The number of women aged 45 and under diagnosed with breast cancer is thought to be on the rise, with an estimated 5600 new cases in this age group each year.
Studies have suggested that the longer women delay motherhood, the higher the chance they will develop breast cancer in their lifetime.
The average age of mothers in 2014 increased to 30, around four years higher than in the 1970s.
New research from Breast Cancer Care among 496 women aged 45 and under who developed breast cancer has found one in 10 spotted signs while pregnant or breastfeeding.
More than a third (39 per cent) went through treatment when their youngest child was five or under.
Half (53 per cent) of 196 women who had young children felt the biggest impact of treatment was being too ill to care for them.

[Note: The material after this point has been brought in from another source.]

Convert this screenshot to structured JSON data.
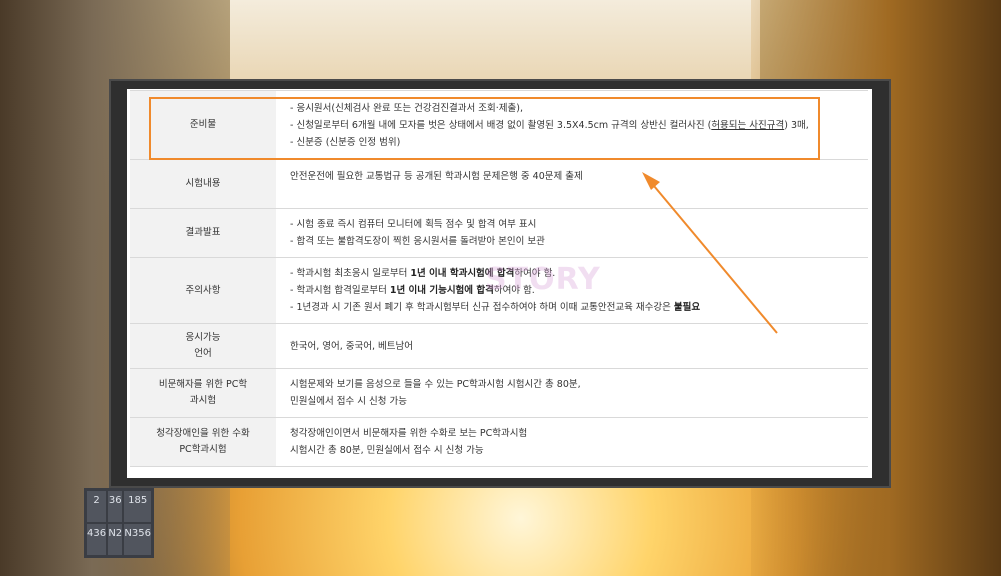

The biggest fear for 66 per cent of mothers was not seeing their children grow up.
Female breast cancer is strongly related to age, with almost half of all cases among those 65 and over.
Rates rise steeply from around 30 to 34, level off for women in their 50s, then rise further at 65 to 69.
Rates drop slightly for women aged 70 to 74 and then increase steadily to plateau in those 85 and over.
Up to age 29, women have a one in 1950 chance of developing breast cancer, rising to one in 210 by 39 and one in 48 by 49.
Amanda Mealing, Breast Cancer Care ambassador, actress and mother-of-two, was diagnosed with breast cancer aged 34, the day after her second son was born.
She said: “Breastfeeding my day-old son Otis for the first time should have been special, but instead as I felt a lump in my breast I realised something was very wrong.
“When he was only days old I was told I had breast cancer.
“Throughout treatment I faced sickness and extreme fatigue all while trying to be there for my kids – it was totally overwhelming.”
Samia al Qadhi, chief executive of Breast Cancer Care, said: “A breast cancer diagnosis during pregnancy or soon after giving birth can mean some women find it difficult to bond with their baby.
“The feelings of guilt can be huge and they may feel they have nowhere to turn. So access to support is vital.
“We urge breast cancer units to adopt our recommendations for supporting younger women with breast cancer, which include a referral to a specialist if diagnosed during pregnancy.”